And it’s a great shame, because Mauricet’s striking pencils and inks, paired with Charlie Kirchoff’s colours and shading, really bring the most out of the characters and the mystery jungle location (the locals’ indignant cries are asterisked as being in “Neijaian“, although we don’t get a similar caption properly introducing the planet, so it’s unclear if this is their species or social-grouping. Your humble correspondent’s reference-library and online searches to expand this returned the same number of results as the hunt for Kori Ong). And it’s not just the visual character likeness which sells this as Poe Dameron, but his dialogue too. It’s just a real pity that all that’s missing from the story is… *well, the story*.
As the ‘Tales From Wild Space’ segment is currently on hiatus, we move then to part two of the ‘Flight Of The Falcon’ anthology. In ‘The Planet Of Misfit Droids’, Chaaktil bounty hunter Bazine Netal follows up her interrogations of the previous issue by mining two droids for information on sightings of Han Solo’s infamous ship.
As they squabble over which of them is recalling it correctly, Bazine hears of a time on Lotho Minor (the junk-planet where Darth Maul was re-discovered in The Clone Wars) when the YT-1300 freighter in question landed. Han, Leia, Luke and Chewbacca step down the boarding ramp scouting locations for a new Rebel base (the timeframe denoted by Luke’s post-Yavin yellow jacket).
In exploring, the gang quickly come across a Duros by the name of Akar Duel, who has reconditioned and enslaved an army of scrap-droids. But when the mechanical workforce see C-3PO acting and speaking of his own volition, they quickly begin to question their lot in life…
In the framing for this installment, the mercenary is grilling her quarry outside, and contrary to the suggestion in ‘Spy Games’ this doesn’t appear to be Takodana. Certainly not in the locale of Maz Kanata’s bar/castle, at any rate. The droids we meet (both in the marketplace and later on the junk-world) are a composite of recognisable components already established through the Star Wars films.
Continuing the flow for ‘Flight Of The Falcon’, Arianna Florean provides the art for this section, assisted by Michele Pasta in the inks and Adele matera with the colours. And what colours. The rust and earth-tones of Lotho Minor are brought to life vividly, and the character renditions are almost Disney-like, evoking the Junior Graphic Novel series of movie adaptations, also published by IDW.
But when it comes to the crunch, Michael Moreci’s story here is almost as hollow as James Gilarte’s, above. The Falcon lands on a planet. Its crew inadvertently cause a droid uprising which is relegated to a single panel. The Falcon takes off from the planet.
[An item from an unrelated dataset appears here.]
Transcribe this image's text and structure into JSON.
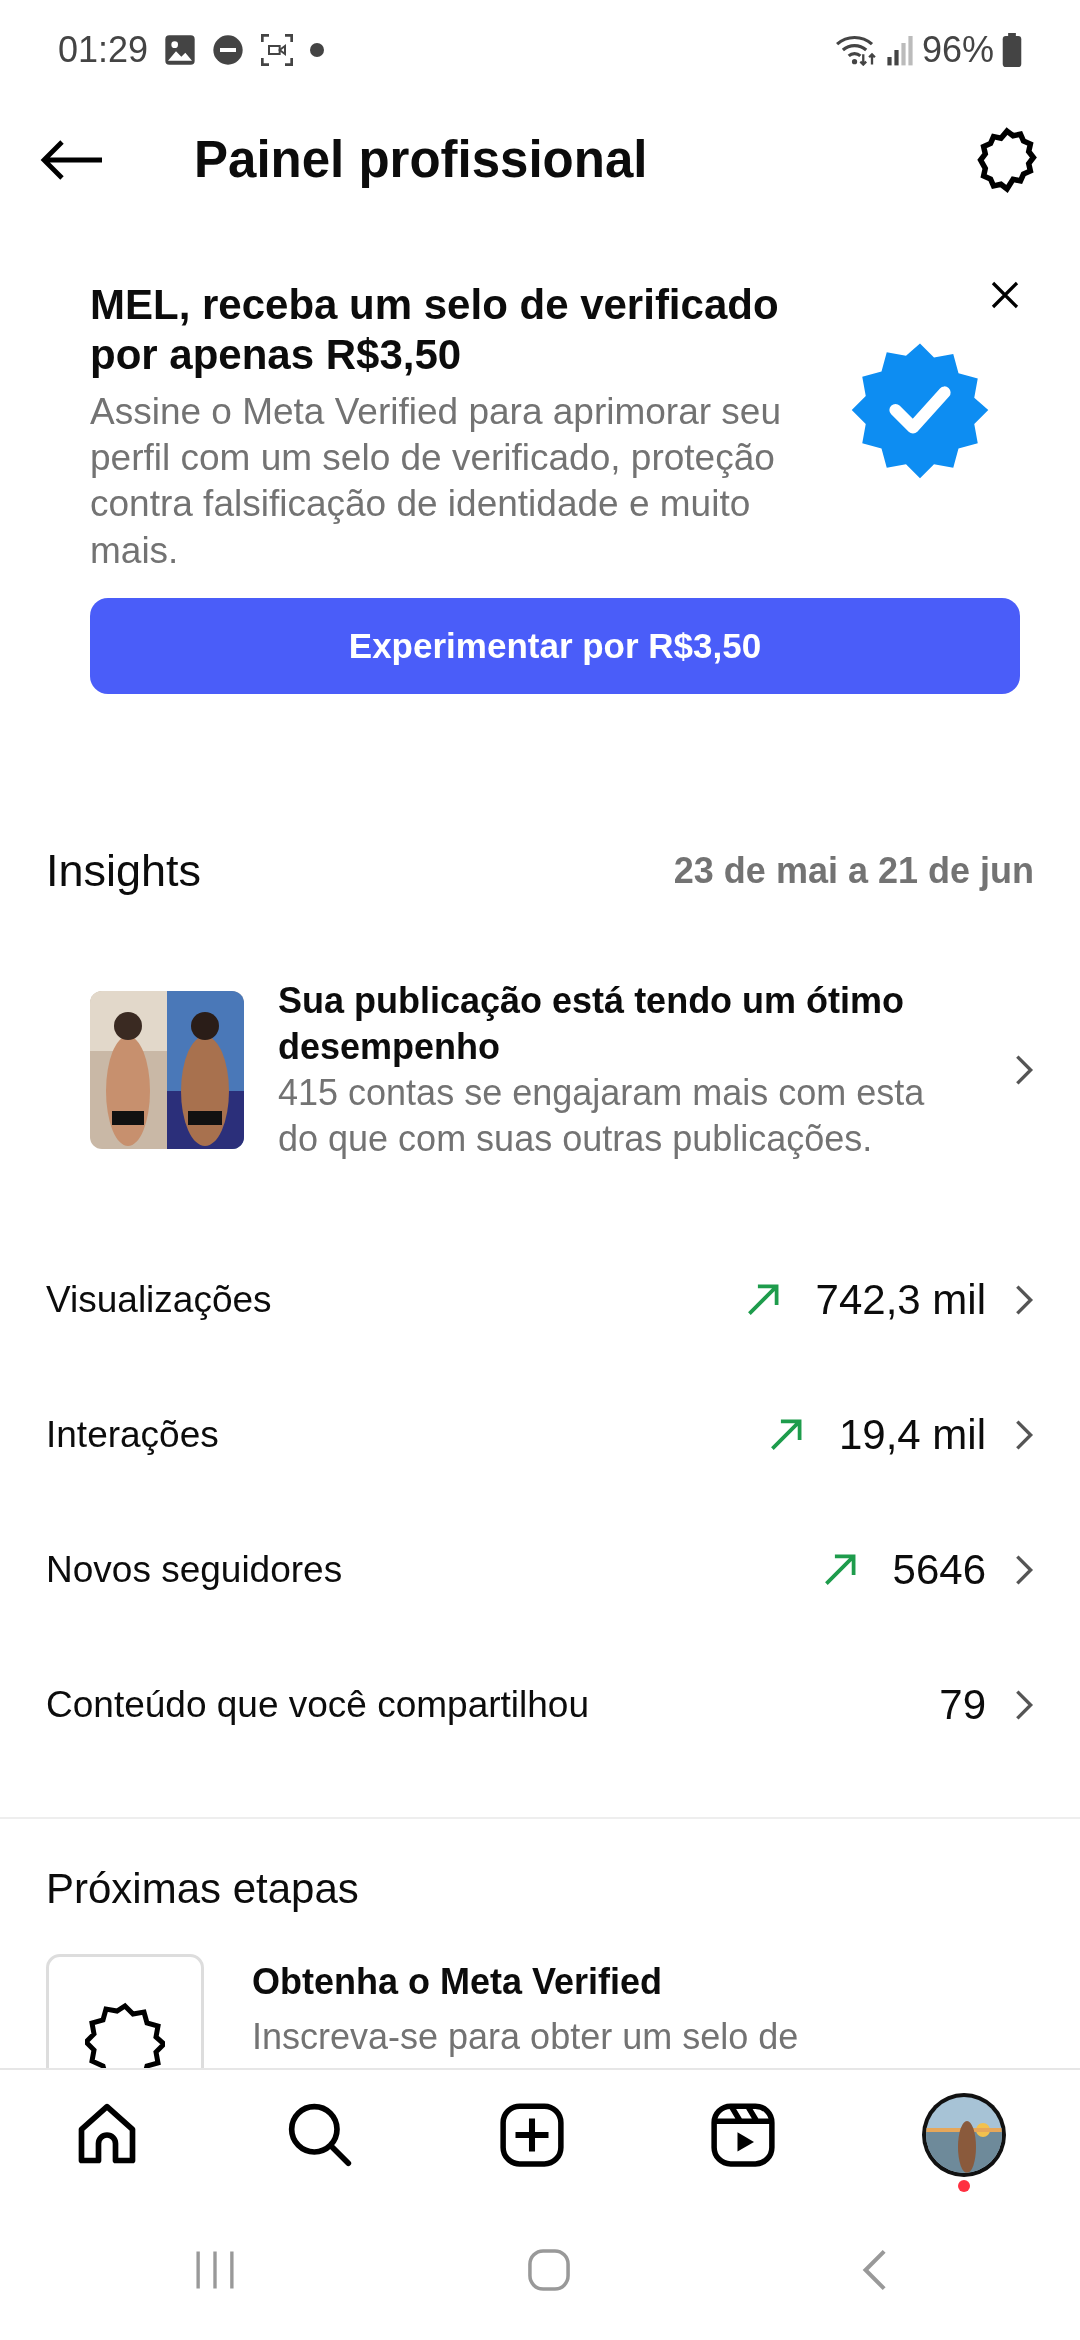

At some point in the future, two droids talk about this. *That’s it*.
With a little more self-awareness at least, Netal is livid at having had her time wasted when she’s searching for the current whereabouts of the Falcon. But this anger isn’t so much a knowing wink to the reader as a tacit admission of a filler episode. The final page hints that next month we’ll be meeting a familiar face from the Clone Wars. Hopefully he’s bringing more to the party than the droids.
IDW can do better than this. They *have* done better than this, and hopefully Star Wars Adventures #15 will go down as the issue where two of its less-memorable stories just happened to be packaged together. But come for the artwork, and stay for the artwork.
Star Wars Adventures #15 is available October 24 from IDW Publishing.